Over the last decade, a number of Rust Belt cities have sported impressive gains in educational attainment. In hindsight, this was an indicator of the demise of the migration economy. Contrary to what Richard Florida predicts, talent was flocking to some of the most inexpensive places in the United States. Creative Class theory does a good job of explaining the economic geography of the past 40-years. It will do a lousy job of predicting the future.
In Pittsburgh, Google can have talent density on the cheap. Northern Appalachia has a glut of college educated people. That's why global software companies locate in downtown Youngstown. Cleveburgh has a quality of workforce that few regions in the world can match. And unlike Silicon Valley and the Bay Area, Pittsburgh doesn't have to import human capital. The whims of politicians concerning immigration matter little. Rust Belt cities are very good at developing people.
In a bizarre way, Ohio is well ahead of Texas:
In an area with unemployment at 10 percent or higher, it is surprising that Garvey sees his biggest obstacle in finding workers. But he argues that that's true all over the country."The biggest challenge a company our size faces – and companies much, much larger – is not raising capital for a $3 million tool. It's finding the skilled operators to run equipment on the off shifts," he said. "The qualified operators want to work 9 to 5 Monday through Friday."This is an argument for improved training, better schools and so on. But it's much more than that."The labor component of manufacturing is being squeezed and squeezed to the point where it's going to be insignificant," Garvey said.Garvey is exploring technologies to allow remote operation of machines and production processes that would give a manufacturer the capability to operate around the clock and around the world.He doesn't envision such operations across acres of production lines.
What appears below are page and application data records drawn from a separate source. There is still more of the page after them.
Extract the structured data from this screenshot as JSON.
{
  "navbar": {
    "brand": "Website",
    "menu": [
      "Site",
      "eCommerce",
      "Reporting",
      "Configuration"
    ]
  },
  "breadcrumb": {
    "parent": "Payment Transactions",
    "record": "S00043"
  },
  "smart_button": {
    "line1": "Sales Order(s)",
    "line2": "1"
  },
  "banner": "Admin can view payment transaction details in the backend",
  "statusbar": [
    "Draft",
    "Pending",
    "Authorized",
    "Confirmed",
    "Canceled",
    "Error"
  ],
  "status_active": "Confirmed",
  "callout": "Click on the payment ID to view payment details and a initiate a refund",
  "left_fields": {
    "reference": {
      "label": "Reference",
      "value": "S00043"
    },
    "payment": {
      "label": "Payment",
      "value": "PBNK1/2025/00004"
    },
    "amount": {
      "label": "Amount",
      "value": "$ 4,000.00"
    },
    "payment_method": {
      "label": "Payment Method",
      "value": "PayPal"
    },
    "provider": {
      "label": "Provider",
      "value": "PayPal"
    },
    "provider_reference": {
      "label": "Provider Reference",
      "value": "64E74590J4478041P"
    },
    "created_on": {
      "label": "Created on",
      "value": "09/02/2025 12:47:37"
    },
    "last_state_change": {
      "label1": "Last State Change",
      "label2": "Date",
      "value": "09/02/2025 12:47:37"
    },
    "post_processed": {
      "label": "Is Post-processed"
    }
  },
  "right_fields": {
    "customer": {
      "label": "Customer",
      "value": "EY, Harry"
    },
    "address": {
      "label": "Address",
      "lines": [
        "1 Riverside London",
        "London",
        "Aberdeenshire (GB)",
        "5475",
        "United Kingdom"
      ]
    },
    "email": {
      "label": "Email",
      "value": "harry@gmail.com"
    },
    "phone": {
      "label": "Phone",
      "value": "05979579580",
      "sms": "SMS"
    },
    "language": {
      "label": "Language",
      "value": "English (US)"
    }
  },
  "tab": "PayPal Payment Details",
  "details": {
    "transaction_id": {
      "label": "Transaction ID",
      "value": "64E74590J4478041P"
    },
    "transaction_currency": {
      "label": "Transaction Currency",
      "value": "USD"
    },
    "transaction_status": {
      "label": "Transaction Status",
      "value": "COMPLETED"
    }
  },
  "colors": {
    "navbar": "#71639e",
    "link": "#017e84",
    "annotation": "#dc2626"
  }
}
Manufacturing is moving away from "big box" factories and toward localized, massively customized shops.In Garvey's manufacturing world, intelligence matters more than whether a shop is union or not, and whether taxes are lower at the plant than in the next jurisdiction.
In other words, the need for talent trumps policy. The assertion that Sun Belt states somehow got it right is false. Darlings such as North Carolina are struggling. Mapping prosperity reveals shocking patterns:
Are you better off now than you were ten years ago?On this [map], the darker the blue the larger the decline in median household income. North Carolina looks like a rust-belt state.
North Carolina looks like a Rust Belt state because parts of it were similarly dependent on manufacturing. That's the case throughout the Sun Belt. All the people moving to North Carolina glossed over those difficulties. The rise of Charlotte overshadowed the decline in parts of the state where manufacturing (particularly textiles) once thrived.
Much of the brain power that fueled Sun Belt growth came from the Rust Belt. There was little demand for home grown talent. If college graduates stopped coming, then North Carolina would be in a world of trouble. Brain gain in Scranton suggests that this pipeline has been slowing over the last decade. The new geography of innovation puts research and development right next to where knowledge workers are traditionally produced. The Research Triangle should be just as concerned as Silicon Valley.
I'm still amused that talent attraction expert Joe Cortright went to Akron to champion Portland. Portland should be learning from Akron, not the other way around. Cortright on a learning expedition would have been more appropriate. Why is Akron succeeding in dramatically increasing educational attainment rates? We know why Portland is generating a talent dividend. College graduates are moving there in great numbers. Will that remain the case in the post-migration economy? I wouldn't bet on it.